It has become customary that the dawn of every New Year comes with new predictions. Prophets and evangelists are not the only ones forecasting the future. Astrologers, mystics, psychics and sundry spiritualists also join the fray. Astrologers regarded 2007 as the year of the golden pig. It’s a year Chinese soothsayers predicted a boom in childbirth. 2008 is seen as the year of the Earth Rat. Chinese horoscope comprises 12 animals: rat, ox, tiger, rabbit, dragon, snake, horse, goat, monkey, rooster, dog and pig. Each of the animals comes with its own luck and blessings. Chinese believe that three great blessings that define the destiny of man are luck, prosperity and longevity. An astrologer who has your birth data can read and predict what is in store for you in terms of health, wealth, love and career for the New Year. He can tell you how your element and animal signs impact your fate. This has to do with the age-long belief of the Chinese that certain parameters of ones luck and fate were set at the moment of ones birth.

Psychics have a way of making their own predictions as well. In December 2005, the California website made some predictions for 2006. Part of the forecast was that Bin Laden was fated to be captured. One psychic reportedly said the war in Iraq would end in the middle of 2006. Many of the predictions went off the mark. In a piece on the National Ledger website, Mike Bates described the California Psychics predictions as pretty typical. As he put it, “You can bet the ranch, though, that everything that didn’t come to pass will be overlooked while the few instances of accuracy will be touted as astonishing and irrefutable proof of psychic efficacy.”

For making intelligent guesses, some Nigerians have also risen to fame and fortune. And since ours is a deeply religious cum spiritual country, we believe anything purported to be divine. If the predictions did not come through, it must be that God intervened to stop the calamity that was predicted. God loves Nigeria especially as Obasanjo reportedly said recently. If the visions come through, voila! The soothsayer is a wonderful man of God.
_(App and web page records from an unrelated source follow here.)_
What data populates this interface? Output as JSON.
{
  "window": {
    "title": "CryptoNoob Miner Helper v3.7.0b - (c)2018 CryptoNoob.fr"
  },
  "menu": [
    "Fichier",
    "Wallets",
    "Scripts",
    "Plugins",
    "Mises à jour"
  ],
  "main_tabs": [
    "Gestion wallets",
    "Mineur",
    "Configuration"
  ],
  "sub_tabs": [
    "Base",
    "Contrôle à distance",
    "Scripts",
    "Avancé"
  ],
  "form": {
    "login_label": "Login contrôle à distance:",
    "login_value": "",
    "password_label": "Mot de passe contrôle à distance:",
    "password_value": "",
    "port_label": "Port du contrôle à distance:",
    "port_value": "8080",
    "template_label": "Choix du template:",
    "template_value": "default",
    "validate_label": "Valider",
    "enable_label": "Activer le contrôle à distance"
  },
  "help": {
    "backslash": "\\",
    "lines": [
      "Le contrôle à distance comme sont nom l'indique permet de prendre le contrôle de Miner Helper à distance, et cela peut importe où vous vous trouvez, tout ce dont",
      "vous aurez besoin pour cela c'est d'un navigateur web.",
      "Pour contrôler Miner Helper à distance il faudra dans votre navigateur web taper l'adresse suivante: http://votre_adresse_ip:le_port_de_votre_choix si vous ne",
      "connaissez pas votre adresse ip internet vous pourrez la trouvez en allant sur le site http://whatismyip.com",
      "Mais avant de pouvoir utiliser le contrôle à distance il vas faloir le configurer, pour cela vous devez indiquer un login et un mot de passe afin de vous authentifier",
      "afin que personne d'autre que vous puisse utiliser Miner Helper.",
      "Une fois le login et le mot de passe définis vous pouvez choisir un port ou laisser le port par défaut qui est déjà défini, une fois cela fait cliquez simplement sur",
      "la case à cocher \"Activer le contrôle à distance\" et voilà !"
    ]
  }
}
One pastor told us shortly after Obasanjo’s inauguration in 1999 that he was not the messiah Nigeria was waiting for. He said he did not see any crown on Obasanjo’s head. The former President not only ruled for eight years, he almost got a third term in addition. That same man of God has reportedly told us that Yar’Adua was the President divinely chosen for Nigeria.

Recall that a certain prophet came on a television in Lagos to announce that Nigeria would be in the last FIFA World Cup in Germany. Despite the fact that the country did not qualify for the tournament, the man was sure and emphatic about his vision. Since Nigeria failed to feature as predicted, it will be good if this prophet or any of his followers could tell us what happened. He may wish to also tell us who will win the 2008 African Cup of Nations.

I see in all these predictions some comic relief for the stress called life in Nigeria. Now that we have entered the New Year, I also wish to predict as follows:

·        Former President Obasanjo may marry another wife in the New Year. Although he loved his wife Stella of blessed memory dearly, it is over two years now the woman died. The urge to have another life companion is strong.

·        Governor Peter Obi of Anambra State should watch his relationship with the lawmakers in his state. The plot to impeach him will thicken in the New Year. He can only survive this by divine intervention.

·        There is likely to be another pipeline explosion in the New Year. This will occur in a popular state with large oil deposits and will consume many lives and property. Many women will lose their children.

·        The electric power situation in the country may not improve in the New Year. The government will try to do all in its power to improve the situation, but a powerful cabal in the system will frustrate the efforts.

·        Many Nigerian children will die of malaria, cholera and diarrhoea. Nigerians should also pray hard so that God will reduce the number of deaths that will result from motor accidents.

·        President Yar’Adua should pray hard against any radical ruling of the Election Petition Tribunal. There are forces in the People’s Democratic Party who do not want him to remain in office. These forces may collude with the opposition elements to ease him out of office.